October 4, 2005 - Internet classes offer convenience
Carol Horigan used to teach out of a Pensacola Junior College classroom, but she doesn't anymore. The visual arts professor's job at the college hasn't changed. The way she teaches has.
Horigan is among a growing number of online teachers who have traded their lecterns for mouse pads.
"I love it," Horigan said. "Everything is at your disposal online."
PJC offers 44 course titles online, and students can earn an associate of arts in general studies or business without having to enter a classroom. Online courses have become so popular that PJC eCoast Campus is marketed as a separate entity.
This semester, 1,700 PJC students enrolled in online courses.
At the University of West Florida, about 11,000 students are taking online courses. Many also are enrolled in traditional classes, but 2,500 are seeking certificates or undergraduate or master's degrees solely online, said Karen Barth, UWF online coordinator.
Future trends likely include more blending of online and traditional instruction.
"Students really, really like it," Barth said.
For Pensacola residents Kellie and Anthony Stiner, online courses offer educational opportunities they might not otherwise have. Both are pursuing degrees in criminal justice online.
Anthony Stiner, 32, the chief administrator at the Navy Orientation Recruiter Unit at Pensacola Naval Air Station, is taking classes through Grantham University. Kellie Stiner, 28, manager at Blimpie's on Blue Angel Parkway, is an honors student enrolled online through Kaplan University, which is headquartered out of Davenport, Iowa.
Time is precious for the Stiners and their three children.
"We like the flexibility," Kellie Stiner said. "We don't have to sit in a classroom for two or three hours, and we can do our schoolwork after our children have gone to bed."
The portability of online classes is attractive to Michael Negovan, a former Navy air traffic controller who began his studies through Kaplan three years ago in Pittsburgh. He didn't miss a beat when he moved to Chattanooga, Tenn., and is wrapping up his course work at his new home in Gulf Breeze.
Not everyone is sold on online courses. University of West Florida microbiology student Luis Espinoza, 22, took his first and last online class last summer.
"It's not like a classroom where you can express your ideas," Espinoza said. "You just try to fulfill the task and get your grade."
Although there is not the face-to-face interaction the classroom offers, many teachers add chat rooms and bulletin boards where students can discuss assignments or form online study groups.

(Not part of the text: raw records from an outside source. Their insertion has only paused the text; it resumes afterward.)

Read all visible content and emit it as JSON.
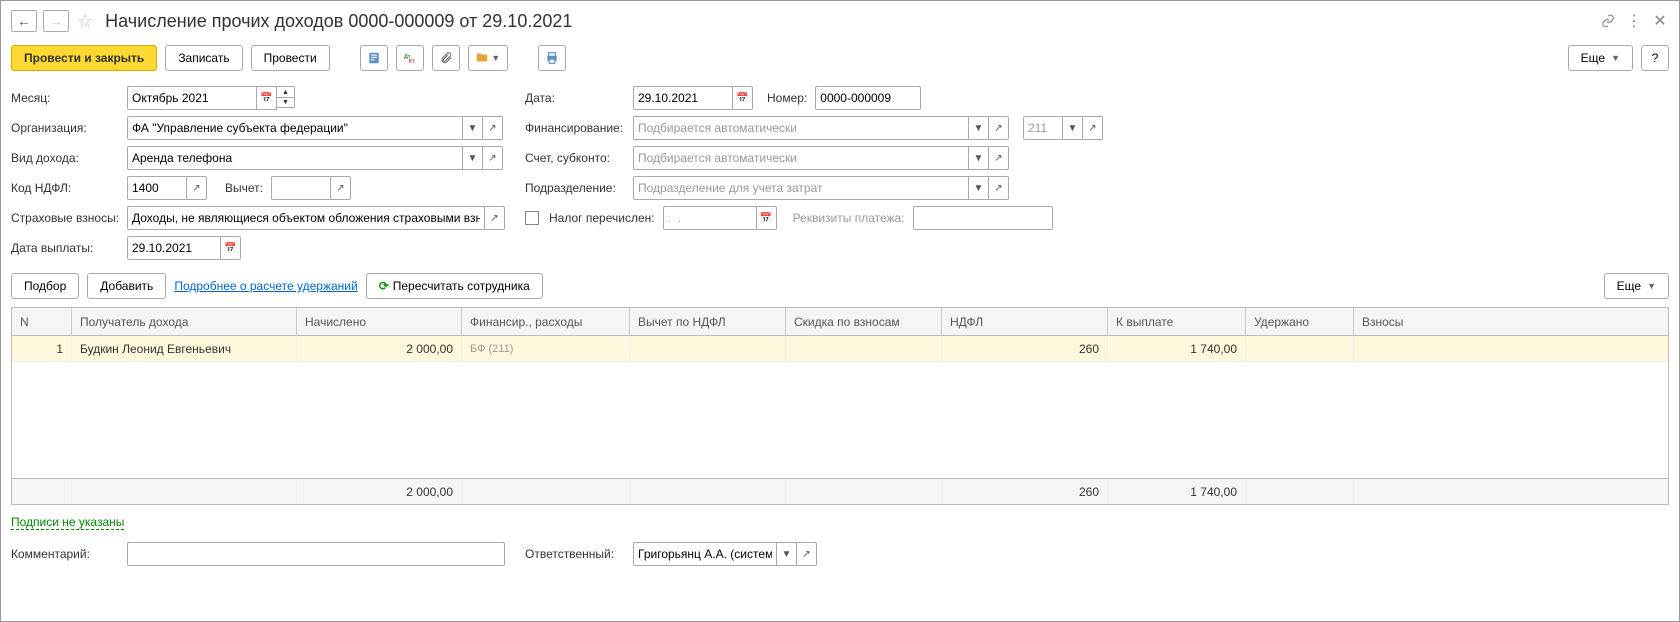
{
  "titlebar": {
    "title": "Начисление прочих доходов 0000-000009 от 29.10.2021"
  },
  "toolbar": {
    "post_close": "Провести и закрыть",
    "save": "Записать",
    "post": "Провести",
    "more": "Еще",
    "help": "?"
  },
  "form": {
    "month_label": "Месяц:",
    "month_value": "Октябрь 2021",
    "date_label": "Дата:",
    "date_value": "29.10.2021",
    "number_label": "Номер:",
    "number_value": "0000-000009",
    "org_label": "Организация:",
    "org_value": "ФА \"Управление субъекта федерации\"",
    "fin_label": "Финансирование:",
    "fin_placeholder": "Подбирается автоматически",
    "extra_code": "211",
    "income_type_label": "Вид дохода:",
    "income_type_value": "Аренда телефона",
    "account_label": "Счет, субконто:",
    "account_placeholder": "Подбирается автоматически",
    "ndfl_code_label": "Код НДФЛ:",
    "ndfl_code_value": "1400",
    "deduct_label": "Вычет:",
    "deduct_value": "",
    "division_label": "Подразделение:",
    "division_placeholder": "Подразделение для учета затрат",
    "ins_label": "Страховые взносы:",
    "ins_value": "Доходы, не являющиеся объектом обложения страховыми взносами",
    "tax_transferred_label": "Налог перечислен:",
    "tax_date_placeholder": ".  .",
    "payment_details_label": "Реквизиты платежа:",
    "pay_date_label": "Дата выплаты:",
    "pay_date_value": "29.10.2021"
  },
  "table_toolbar": {
    "select": "Подбор",
    "add": "Добавить",
    "details_link": "Подробнее о расчете удержаний",
    "recalc": "Пересчитать сотрудника",
    "more": "Еще"
  },
  "table": {
    "headers": {
      "n": "N",
      "recipient": "Получатель дохода",
      "accrued": "Начислено",
      "finance": "Финансир., расходы",
      "ndfl_deduct": "Вычет по НДФЛ",
      "ins_discount": "Скидка по взносам",
      "ndfl": "НДФЛ",
      "to_pay": "К выплате",
      "withheld": "Удержано",
      "contributions": "Взносы"
    },
    "rows": [
      {
        "n": "1",
        "recipient": "Будкин Леонид Евгеньевич",
        "accrued": "2 000,00",
        "finance": "БФ  (211)",
        "ndfl_deduct": "",
        "ins_discount": "",
        "ndfl": "260",
        "to_pay": "1 740,00",
        "withheld": "",
        "contributions": ""
      }
    ],
    "footer": {
      "accrued": "2 000,00",
      "ndfl": "260",
      "to_pay": "1 740,00"
    }
  },
  "bottom": {
    "sign_link": "Подписи не указаны",
    "comment_label": "Комментарий:",
    "comment_value": "",
    "responsible_label": "Ответственный:",
    "responsible_value": "Григорьянц А.А. (системный программист)"
  }
}
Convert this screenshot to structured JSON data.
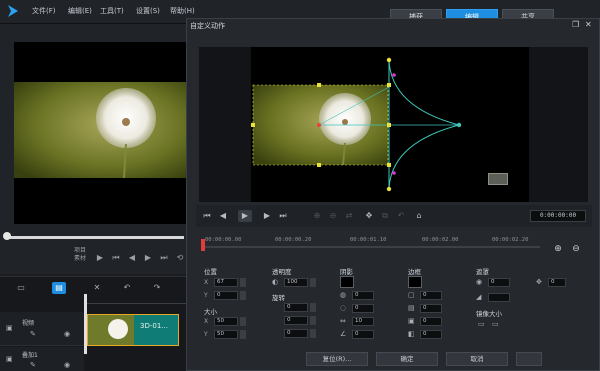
{
  "menu": {
    "items": [
      "文件(F)",
      "编辑(E)",
      "工具(T)",
      "设置(S)",
      "帮助(H)"
    ]
  },
  "workspace_tabs": {
    "capture": "捕获",
    "edit": "编辑",
    "share": "共享",
    "active": "编辑"
  },
  "left_player": {
    "mode_label_1": "项目",
    "mode_label_2": "素材"
  },
  "timeline": {
    "tracks": [
      {
        "label": "视频"
      },
      {
        "label": "叠加1"
      }
    ],
    "clip_label": "3D-01..."
  },
  "dialog": {
    "title": "自定义动作",
    "timecode": "0:00:00:00",
    "ruler_ticks": [
      "00:00:00.00",
      "00:00:00.20",
      "00:00:01.10",
      "00:00:02.00",
      "00:00:02.20"
    ],
    "sections": {
      "position": {
        "label": "位置",
        "x_label": "X",
        "x_value": "67",
        "y_label": "Y",
        "y_value": "0"
      },
      "size": {
        "label": "大小",
        "x_label": "X",
        "x_value": "50",
        "y_label": "Y",
        "y_value": "50"
      },
      "opacity": {
        "label": "透明度",
        "value": "100"
      },
      "rotation": {
        "label": "旋转",
        "x_value": "0",
        "y_value": "0",
        "z_value": "0"
      },
      "border": {
        "label": "阴影",
        "values": [
          "0",
          "0",
          "10",
          "0"
        ]
      },
      "shadow": {
        "label": "边框",
        "values": [
          "0",
          "0",
          "0",
          "0"
        ]
      },
      "blur": {
        "label": "遮罩",
        "value": "0",
        "value2": "0"
      },
      "mask": {
        "label": "镜像大小"
      }
    },
    "buttons": {
      "reset": "复位(R)...",
      "ok": "确定",
      "cancel": "取消"
    }
  },
  "colors": {
    "accent": "#1e8fe0",
    "clip_fill": "#0f7c76",
    "clip_border": "#e7a823",
    "path_color": "#3ec7b8",
    "handle_yellow": "#e8e23a",
    "handle_magenta": "#d23ad8",
    "playhead": "#e23b3b"
  }
}
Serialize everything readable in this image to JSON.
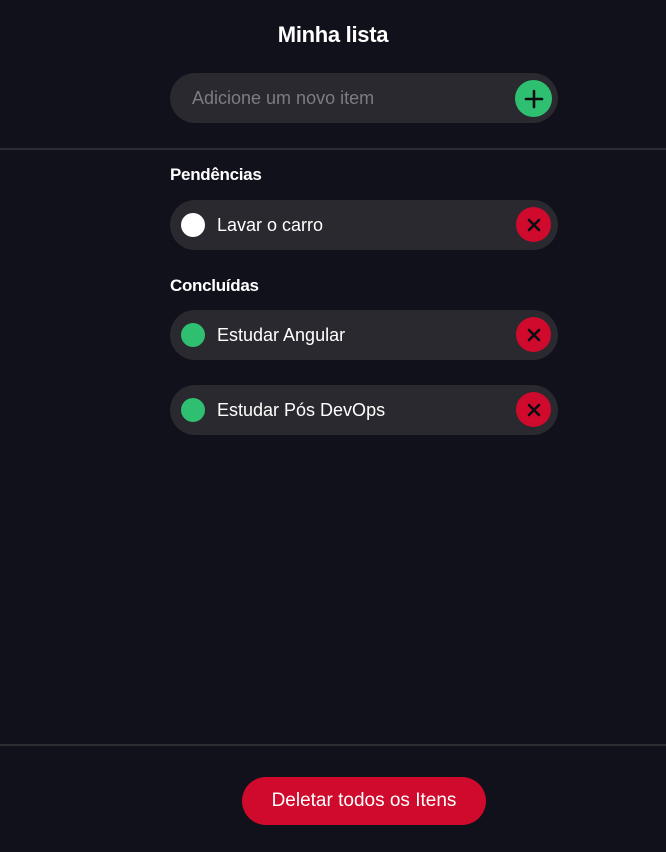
{
  "header": {
    "title": "Minha lista"
  },
  "add_item": {
    "placeholder": "Adicione um novo item",
    "value": "",
    "button_icon": "plus-icon"
  },
  "pending": {
    "title": "Pendências",
    "items": [
      {
        "label": "Lavar o carro",
        "done": false
      }
    ]
  },
  "completed": {
    "title": "Concluídas",
    "items": [
      {
        "label": "Estudar Angular",
        "done": true
      },
      {
        "label": "Estudar Pós DevOps",
        "done": true
      }
    ]
  },
  "footer": {
    "delete_all_label": "Deletar todos os Itens"
  },
  "colors": {
    "background": "#11111b",
    "surface": "#29292f",
    "accent_green": "#2fbf71",
    "danger_red": "#cf0a2c"
  }
}
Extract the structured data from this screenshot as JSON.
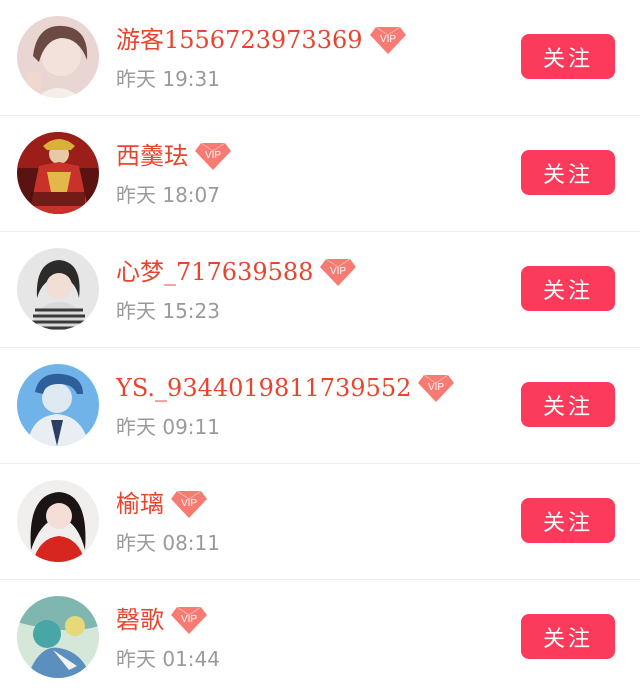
{
  "follow_list": {
    "users": [
      {
        "name": "游客1556723973369",
        "vip_badge": "VIP",
        "time": "昨天 19:31",
        "follow_label": "关注"
      },
      {
        "name": "西羹珐",
        "vip_badge": "VIP",
        "time": "昨天 18:07",
        "follow_label": "关注"
      },
      {
        "name": "心梦_717639588",
        "vip_badge": "VIP",
        "time": "昨天 15:23",
        "follow_label": "关注"
      },
      {
        "name": "YS._9344019811739552",
        "vip_badge": "VIP",
        "time": "昨天 09:11",
        "follow_label": "关注"
      },
      {
        "name": "榆璃",
        "vip_badge": "VIP",
        "time": "昨天 08:11",
        "follow_label": "关注"
      },
      {
        "name": "磬歌",
        "vip_badge": "VIP",
        "time": "昨天 01:44",
        "follow_label": "关注"
      }
    ]
  },
  "colors": {
    "name": "#e8452e",
    "time": "#9a9a9a",
    "follow_button": "#fb3a5c",
    "vip_badge": "#f77b72",
    "divider": "#ededed"
  }
}
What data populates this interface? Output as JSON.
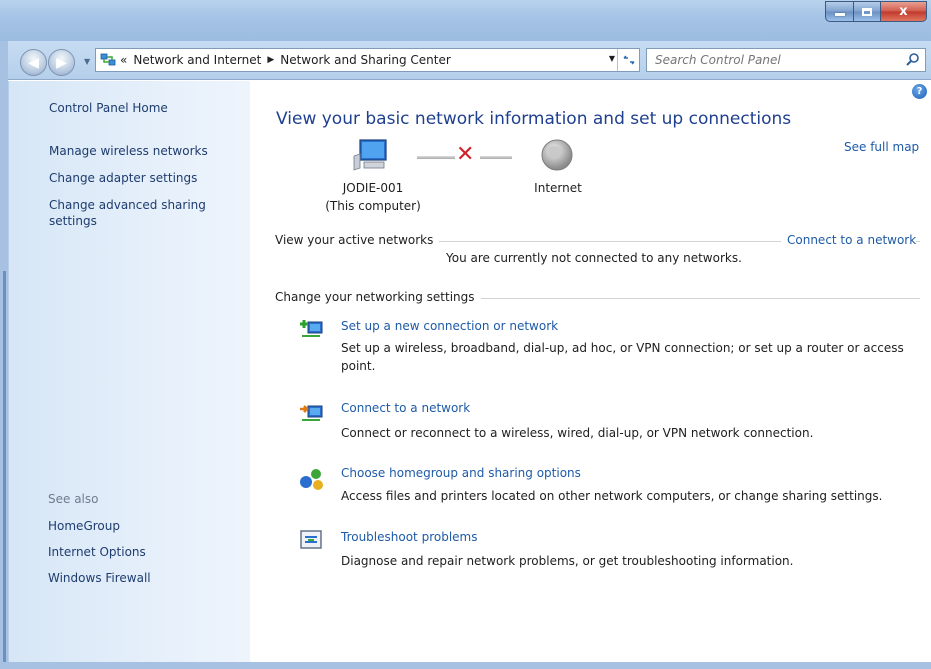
{
  "window": {
    "minimize_label": "",
    "maximize_label": "",
    "close_label": "x"
  },
  "address": {
    "overflow": "«",
    "crumbs": [
      "Network and Internet",
      "Network and Sharing Center"
    ]
  },
  "search": {
    "placeholder": "Search Control Panel"
  },
  "sidebar": {
    "home": "Control Panel Home",
    "links": [
      "Manage wireless networks",
      "Change adapter settings",
      "Change advanced sharing settings"
    ],
    "see_also_label": "See also",
    "see_also": [
      "HomeGroup",
      "Internet Options",
      "Windows Firewall"
    ]
  },
  "main": {
    "title": "View your basic network information and set up connections",
    "see_full_map": "See full map",
    "computer_name": "JODIE-001",
    "computer_sub": "(This computer)",
    "internet_label": "Internet",
    "active_networks_label": "View your active networks",
    "connect_to_network": "Connect to a network",
    "not_connected": "You are currently not connected to any networks.",
    "change_settings_label": "Change your networking settings",
    "tasks": [
      {
        "link": "Set up a new connection or network",
        "desc": "Set up a wireless, broadband, dial-up, ad hoc, or VPN connection; or set up a router or access point."
      },
      {
        "link": "Connect to a network",
        "desc": "Connect or reconnect to a wireless, wired, dial-up, or VPN network connection."
      },
      {
        "link": "Choose homegroup and sharing options",
        "desc": "Access files and printers located on other network computers, or change sharing settings."
      },
      {
        "link": "Troubleshoot problems",
        "desc": "Diagnose and repair network problems, or get troubleshooting information."
      }
    ]
  },
  "icons": {
    "back": "back-arrow-icon",
    "forward": "forward-arrow-icon",
    "refresh": "refresh-icon",
    "search": "search-icon",
    "help": "help-icon"
  },
  "colors": {
    "link": "#1e5aa8",
    "title": "#1f3f8f",
    "sidebar_bg": "#e3eefa",
    "error_red": "#d0232a"
  }
}
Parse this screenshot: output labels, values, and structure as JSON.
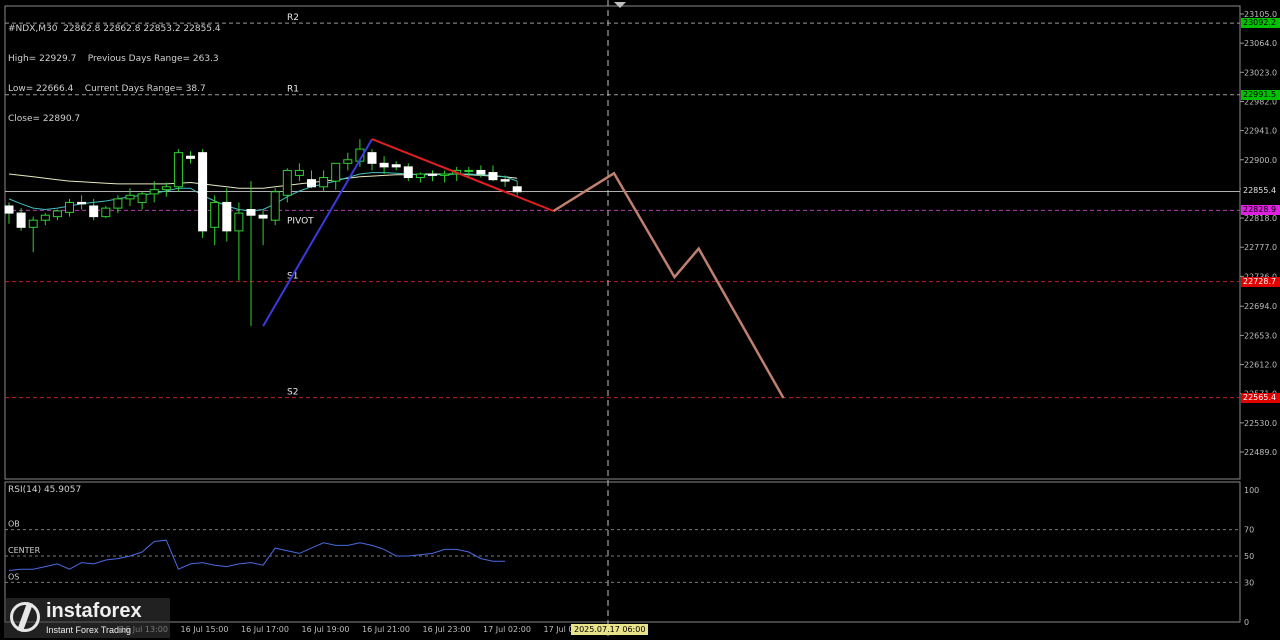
{
  "info": {
    "line1": "#NDX,M30  22862.8 22862.8 22853.2 22855.4",
    "line2": "High= 22929.7    Previous Days Range= 263.3",
    "line3": "Low= 22666.4    Current Days Range= 38.7",
    "line4": "Close= 22890.7"
  },
  "pivots": [
    {
      "label": "R2",
      "price": 23092.2,
      "tag": "23092.2",
      "color": "#00c000"
    },
    {
      "label": "R1",
      "price": 22991.5,
      "tag": "22991.5",
      "color": "#00c000"
    },
    {
      "label": "PIVOT",
      "price": 22828.9,
      "tag": "22828.9",
      "color": "#e020e0"
    },
    {
      "label": "S1",
      "price": 22728.7,
      "tag": "22728.7",
      "color": "#e00000"
    },
    {
      "label": "S2",
      "price": 22565.4,
      "tag": "22565.4",
      "color": "#e00000"
    }
  ],
  "current_price": {
    "value": 22855.4,
    "tag": "22855.4"
  },
  "rsi": {
    "title": "RSI(14) 45.9057",
    "levels": [
      {
        "label": "OB",
        "value": 70
      },
      {
        "label": "CENTER",
        "value": 50
      },
      {
        "label": "OS",
        "value": 30
      }
    ],
    "ticks": [
      100,
      70,
      50,
      30,
      0
    ],
    "values": [
      39,
      40,
      40,
      42,
      44,
      40,
      45,
      44,
      47,
      48,
      50,
      53,
      61,
      62,
      40,
      44,
      45,
      43,
      42,
      44,
      45,
      43,
      56,
      54,
      52,
      56,
      60,
      58,
      58,
      60,
      58,
      55,
      50,
      50,
      51,
      52,
      55,
      55,
      53,
      48,
      46,
      46
    ]
  },
  "marker_label": "2025.07.17 06:00",
  "logo": {
    "name": "instaforex",
    "sub": "Instant Forex Trading"
  },
  "chart_data": {
    "type": "candlestick",
    "symbol": "#NDX",
    "timeframe": "M30",
    "ylim": [
      22480,
      23113
    ],
    "y_ticks": [
      23105.0,
      23064.0,
      23023.0,
      22982.0,
      22941.0,
      22900.0,
      22859.0,
      22818.0,
      22777.0,
      22736.0,
      22694.0,
      22653.0,
      22612.0,
      22571.0,
      22530.0,
      22489.0
    ],
    "x_tick_labels": [
      "16 Jul 13:00",
      "16 Jul 15:00",
      "16 Jul 17:00",
      "16 Jul 19:00",
      "16 Jul 21:00",
      "16 Jul 23:00",
      "17 Jul 02:00",
      "17 Jul 04:00"
    ],
    "candles": [
      [
        22835,
        22840,
        22810,
        22825
      ],
      [
        22825,
        22832,
        22800,
        22805
      ],
      [
        22805,
        22820,
        22770,
        22815
      ],
      [
        22815,
        22825,
        22808,
        22822
      ],
      [
        22820,
        22830,
        22815,
        22828
      ],
      [
        22826,
        22845,
        22820,
        22840
      ],
      [
        22840,
        22850,
        22830,
        22838
      ],
      [
        22835,
        22845,
        22815,
        22820
      ],
      [
        22820,
        22835,
        22818,
        22832
      ],
      [
        22832,
        22850,
        22825,
        22845
      ],
      [
        22845,
        22860,
        22835,
        22850
      ],
      [
        22840,
        22855,
        22830,
        22852
      ],
      [
        22852,
        22870,
        22840,
        22858
      ],
      [
        22858,
        22868,
        22848,
        22862
      ],
      [
        22862,
        22915,
        22855,
        22910
      ],
      [
        22905,
        22912,
        22895,
        22902
      ],
      [
        22910,
        22915,
        22790,
        22800
      ],
      [
        22805,
        22850,
        22780,
        22840
      ],
      [
        22840,
        22860,
        22785,
        22800
      ],
      [
        22800,
        22840,
        22730,
        22825
      ],
      [
        22830,
        22870,
        22666,
        22822
      ],
      [
        22822,
        22830,
        22780,
        22818
      ],
      [
        22815,
        22860,
        22808,
        22855
      ],
      [
        22850,
        22888,
        22840,
        22885
      ],
      [
        22878,
        22895,
        22870,
        22885
      ],
      [
        22872,
        22885,
        22860,
        22862
      ],
      [
        22862,
        22885,
        22855,
        22875
      ],
      [
        22870,
        22895,
        22858,
        22895
      ],
      [
        22895,
        22910,
        22885,
        22900
      ],
      [
        22898,
        22929,
        22890,
        22915
      ],
      [
        22910,
        22915,
        22885,
        22895
      ],
      [
        22895,
        22905,
        22880,
        22890
      ],
      [
        22893,
        22898,
        22885,
        22890
      ],
      [
        22890,
        22895,
        22870,
        22875
      ],
      [
        22875,
        22882,
        22868,
        22880
      ],
      [
        22880,
        22885,
        22870,
        22878
      ],
      [
        22878,
        22885,
        22868,
        22880
      ],
      [
        22880,
        22890,
        22870,
        22885
      ],
      [
        22885,
        22890,
        22875,
        22885
      ],
      [
        22885,
        22892,
        22875,
        22880
      ],
      [
        22882,
        22892,
        22870,
        22872
      ],
      [
        22872,
        22878,
        22862,
        22870
      ],
      [
        22862,
        22870,
        22850,
        22855
      ]
    ],
    "ma_slow": [
      22880,
      22878,
      22876,
      22874,
      22872,
      22870,
      22869,
      22868,
      22867,
      22866,
      22866,
      22866,
      22866,
      22866,
      22867,
      22868,
      22866,
      22864,
      22862,
      22860,
      22860,
      22860,
      22862,
      22864,
      22866,
      22868,
      22870,
      22872,
      22874,
      22876,
      22877,
      22878,
      22879,
      22879,
      22880,
      22880,
      22880,
      22880,
      22879,
      22878,
      22877,
      22876,
      22874
    ],
    "ma_fast": [
      22845,
      22838,
      22832,
      22830,
      22832,
      22835,
      22838,
      22840,
      22842,
      22845,
      22848,
      22850,
      22853,
      22856,
      22860,
      22860,
      22850,
      22842,
      22835,
      22830,
      22828,
      22830,
      22838,
      22848,
      22856,
      22862,
      22866,
      22870,
      22875,
      22880,
      22882,
      22882,
      22881,
      22880,
      22879,
      22879,
      22879,
      22880,
      22880,
      22879,
      22878,
      22876,
      22870
    ],
    "lines": [
      {
        "name": "swing-up",
        "color": "#3a3adf",
        "points": [
          [
            21,
            22666
          ],
          [
            30,
            22929
          ]
        ]
      },
      {
        "name": "swing-down",
        "color": "#e02020",
        "points": [
          [
            30,
            22929
          ],
          [
            45,
            22828
          ]
        ]
      },
      {
        "name": "projection",
        "color": "#c08070",
        "points": [
          [
            45,
            22828
          ],
          [
            50,
            22881
          ],
          [
            55,
            22735
          ],
          [
            57,
            22775
          ],
          [
            64,
            22565
          ]
        ]
      }
    ]
  }
}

While in Jordan last month as a member of a touring orchestra, PJC adjunct math instructor Kathy Schultz kept in touch with her students and their assignments and answered their questions by e-mail.
"The feedback is immediate, and the students love that," Schultz said.